“My office first insisted that Greyhound make these corporate reforms in 2019,” Ferguson said. His office then launched a lawsuit against the company last year. “If Greyhound had simply accepted our reasonable demand, they would have avoided a lawsuit,” he continued. “Now, on the eve of trial, Greyhound’s evasion has come to an end, and now it must pay $2 million for the harm it caused Washingtonians.”
Ferguson’s lawsuit cited numerous examples of travelers harassed by warrantless agents, including a Deferred Action for Childhood Arrivals recipient traveling with his dad back in 2018 and a stand-up comic returning home from a gig the following year. Mohanad Elshieky, an asylee originally from Libya, was accused by agents of faking his documents.

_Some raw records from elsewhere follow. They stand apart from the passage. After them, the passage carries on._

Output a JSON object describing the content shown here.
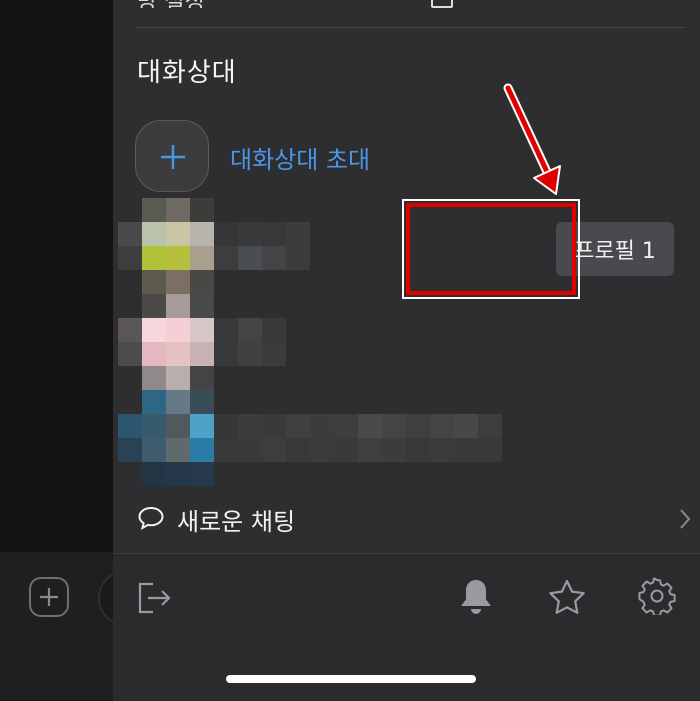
{
  "top": {
    "cut_text": "방 설정"
  },
  "section": {
    "title": "대화상대"
  },
  "invite": {
    "label": "대화상대 초대"
  },
  "profile_button": {
    "label": "프로필 1"
  },
  "new_chat": {
    "label": "새로운 채팅"
  },
  "bottom_bar": {
    "icons": [
      "exit-icon",
      "bell-icon",
      "star-icon",
      "gear-icon"
    ]
  },
  "colors": {
    "accent": "#4a96e6",
    "highlight": "#e00000",
    "panel": "#2e2e30"
  }
}
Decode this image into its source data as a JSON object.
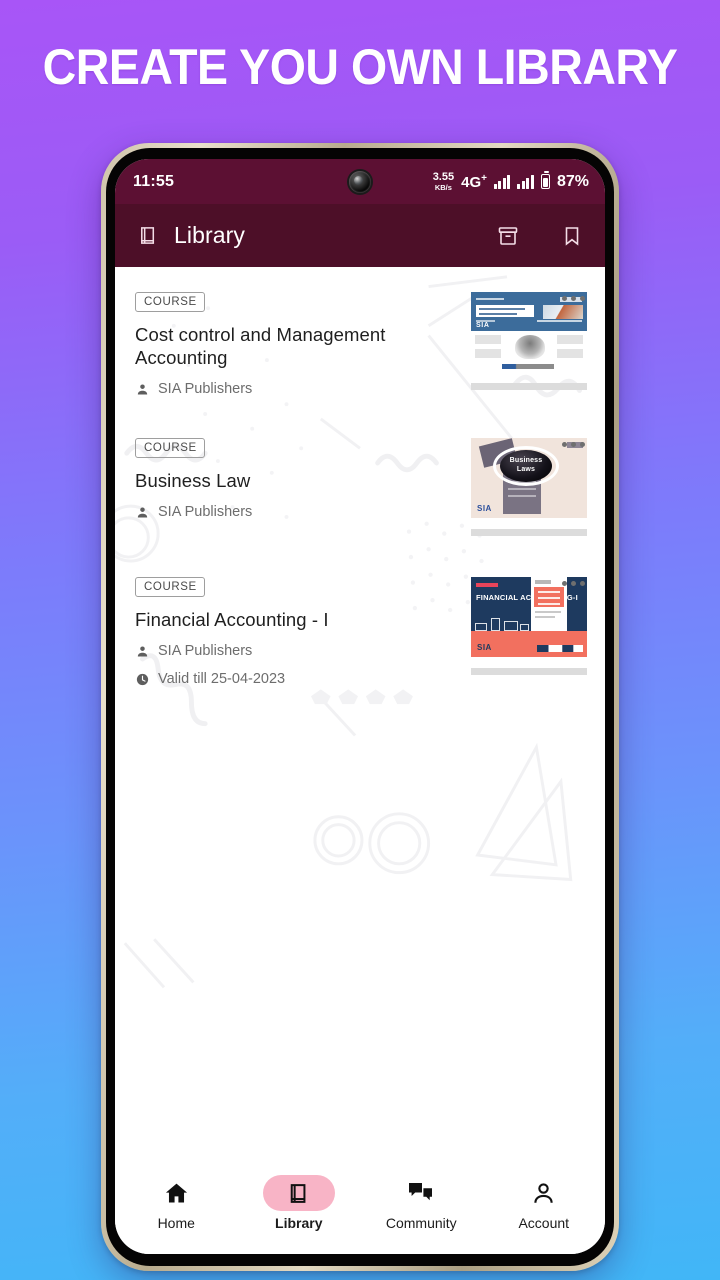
{
  "promo": {
    "headline": "CREATE YOU OWN LIBRARY"
  },
  "status_bar": {
    "time": "11:55",
    "net_speed_value": "3.55",
    "net_speed_unit": "KB/s",
    "network": "4G",
    "network_sup": "+",
    "battery_percent": "87%"
  },
  "app_bar": {
    "title": "Library",
    "book_icon": "book-icon",
    "archive_icon": "archive-icon",
    "bookmark_icon": "bookmark-icon"
  },
  "library": {
    "items": [
      {
        "badge": "COURSE",
        "title": "Cost control and Management Accounting",
        "author": "SIA Publishers",
        "validity": "",
        "thumb_title": "SIA"
      },
      {
        "badge": "COURSE",
        "title": "Business Law",
        "author": "SIA Publishers",
        "validity": "",
        "thumb_title": "Business Laws",
        "thumb_brand": "SIA"
      },
      {
        "badge": "COURSE",
        "title": "Financial Accounting - I",
        "author": "SIA Publishers",
        "validity": "Valid till 25-04-2023",
        "thumb_title": "FINANCIAL ACCOUNTING-I",
        "thumb_brand": "SIA"
      }
    ],
    "overflow_icon": "more-options-icon",
    "author_icon": "person-icon",
    "clock_icon": "clock-icon"
  },
  "bottom_nav": {
    "items": [
      {
        "label": "Home",
        "icon": "home-icon",
        "active": false
      },
      {
        "label": "Library",
        "icon": "book-icon",
        "active": true
      },
      {
        "label": "Community",
        "icon": "chat-icon",
        "active": false
      },
      {
        "label": "Account",
        "icon": "person-icon",
        "active": false
      }
    ]
  },
  "colors": {
    "status_bar": "#5c1033",
    "app_bar": "#4d0f28",
    "accent_pink": "#f8b4c6",
    "bg_gradient_top": "#a855f7",
    "bg_gradient_bottom": "#41b6f7"
  }
}
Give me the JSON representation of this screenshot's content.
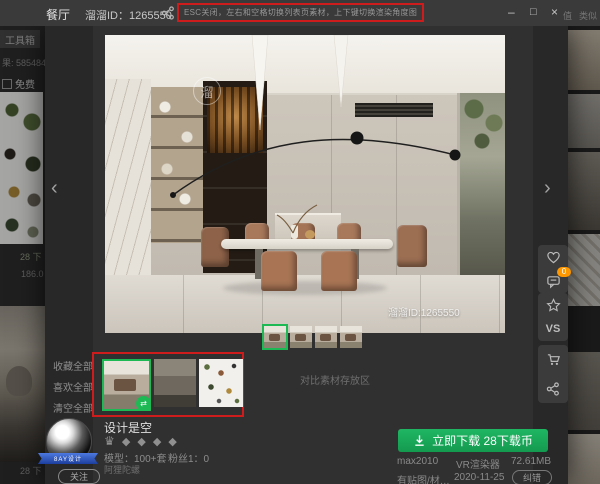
{
  "window": {
    "category": "餐厅",
    "material_id": "溜溜ID：1265550",
    "tooltip": "ESC关闭，左右和空格切换列表页素材，上下键切换渲染角度图",
    "bg_fragment_left": "值",
    "bg_fragment_right": "类似"
  },
  "icons": {
    "minimize": "–",
    "maximize": "□",
    "close": "×",
    "prev": "‹",
    "next": "›",
    "crown": "♛",
    "diamond": "◆",
    "compare_swap": "⇄"
  },
  "background_page": {
    "toolbox": "工具箱",
    "result_count": "果: 585484",
    "free_filter": "免费",
    "price_top": "28 下",
    "price_mid": "186.0",
    "price_bottom": "28 下"
  },
  "viewer": {
    "watermark": "溜溜ID:1265550",
    "watermark_logo": "溜"
  },
  "actions": {
    "comment_badge": "0",
    "vs_label": "VS"
  },
  "compare_panel": {
    "collect_all": "收藏全部",
    "like_all": "喜欢全部",
    "clear_all": "清空全部",
    "storage_label": "对比素材存放区"
  },
  "designer": {
    "name": "设计是空",
    "ribbon": "8AY设计",
    "follow": "关注",
    "models": "模型：100+套",
    "fans": "粉丝1：0",
    "alias": "阿狸陀螺"
  },
  "download": {
    "cta": "立即下载 28下载币",
    "format": "max2010",
    "renderer": "VR渲染器",
    "filesize": "72.61MB",
    "maps": "有贴图/材…",
    "date": "2020-11-25",
    "report": "纠错"
  },
  "colors": {
    "accent_green": "#17b35c",
    "selected_green": "#1db954",
    "annotation_red": "#ce1c1c",
    "badge_orange": "#ff9800"
  }
}
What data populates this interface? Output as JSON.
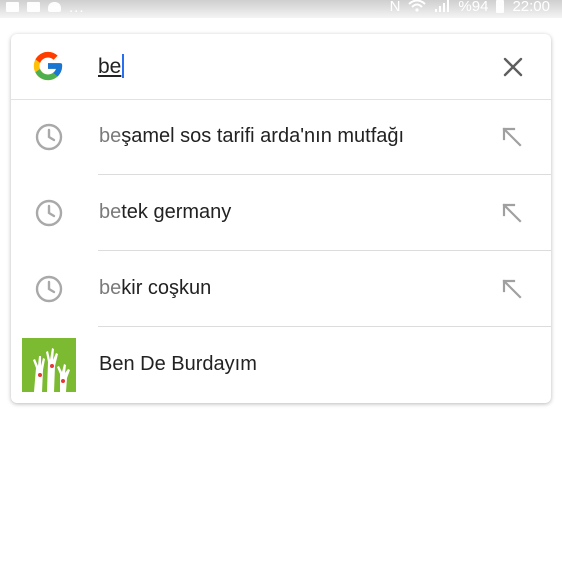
{
  "status_bar": {
    "left_icons": [
      "image-icon",
      "note-icon",
      "cloud-icon"
    ],
    "more": "...",
    "nfc": "N",
    "battery_percent": "%94",
    "time": "22:00"
  },
  "search": {
    "query_typed": "be",
    "clear_icon": "close-icon"
  },
  "suggestions": [
    {
      "prefix": "be",
      "rest": "şamel sos tarifi arda'nın mutfağı",
      "icon": "clock-icon",
      "action_icon": "arrow-up-left-icon"
    },
    {
      "prefix": "be",
      "rest": "tek germany",
      "icon": "clock-icon",
      "action_icon": "arrow-up-left-icon"
    },
    {
      "prefix": "be",
      "rest": "kir coşkun",
      "icon": "clock-icon",
      "action_icon": "arrow-up-left-icon"
    }
  ],
  "app_result": {
    "label": "Ben De Burdayım",
    "icon": "raised-hands-logo",
    "thumb_color": "#7cbb31"
  },
  "colors": {
    "card_background": "#ffffff",
    "cursor": "#2a6ff0",
    "icon_gray": "#a9a9a9"
  }
}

Agents have even harassed passengers about their immigration status because their “shoes looked suspicious,” American Civil Liberties Union affiliates have said.
Border Patrol has always felt in the right to harass passengers, citing an “obscure law” that they believe gives them the right to demand to see the papers of anyone within 100 miles of a border. Greyhound had long said the company had to cooperate with warrantless searches until the Associated Press last year reported on an internal CBP memo that stated otherwise. Greyhound’s public stance then appeared to change, but actually didn’t, Ferguson’s office said.
“Despite its public statements, Greyhound continued to refuse to provide adequate notice to its customers about the risk that they will be subjected to warrantless and suspicionless searches. Greyhound continued to wrongly argue that the company had no choice but to allow federal immigration officials to board its buses and conduct the sweeps, even though the company has long been aware that CPB’s own materials contradict their position.”
Ferguson’s office said that under the settlement, Greyhound must “[c]reate a clear corporate policy that denies CBP agents permission to board its buses without warrants or reasonable suspicion in the State of Washington,” train drivers on communicating this to agents (their training is a whole different issue, but keep reading), “[p]rovide placards for its drivers to give to immigration agents stating that Greyhound does not consent to immigration agents boarding its buses to conduct warrantless or suspicionless searches,” a complaint procedure for harassed customers, and notification of these complaints to the attorney general’s office. His office is also putting out a call for other customers harass by border agents:
“Greyhound has an obligation to its customers—an obligation it cannot set aside so immigration agents can go on fishing expeditions aboard its buses,” Ferguson continued. But Greyhound’s customers can’t be harassed without help. There needs to be accountability when it comes to border agents, who in just a handful of examples have harassed Latinas grocery shopping and Iranian Americans returning from a concert, and more recently abused Haitian asylum-seekers and migrants at the southern border. Department of Homeland Security Sec. Alejandro Mayorkas said in response that the administration will halt the use of horses, but that’s a superficial fix because it’s the agents and their toxic, violent, and lawless culture that are the root of the problem.
“This is a moment to hold DHS accountable for atrocities that have been happening for decades at this point,” UndocuBlack Network policy and advocacy director Breanne J. Palmer told The Grio. The organization filed a complaint against the Biden administration over Haitian abuses alongside African Communities Together, Black Alliance for Just Immigration, and Haitian Bridge Alliance. “The photos that we are seeing are one example of the horrendous mistreatment that all immigrants face, but especially Black immigrants in custody.”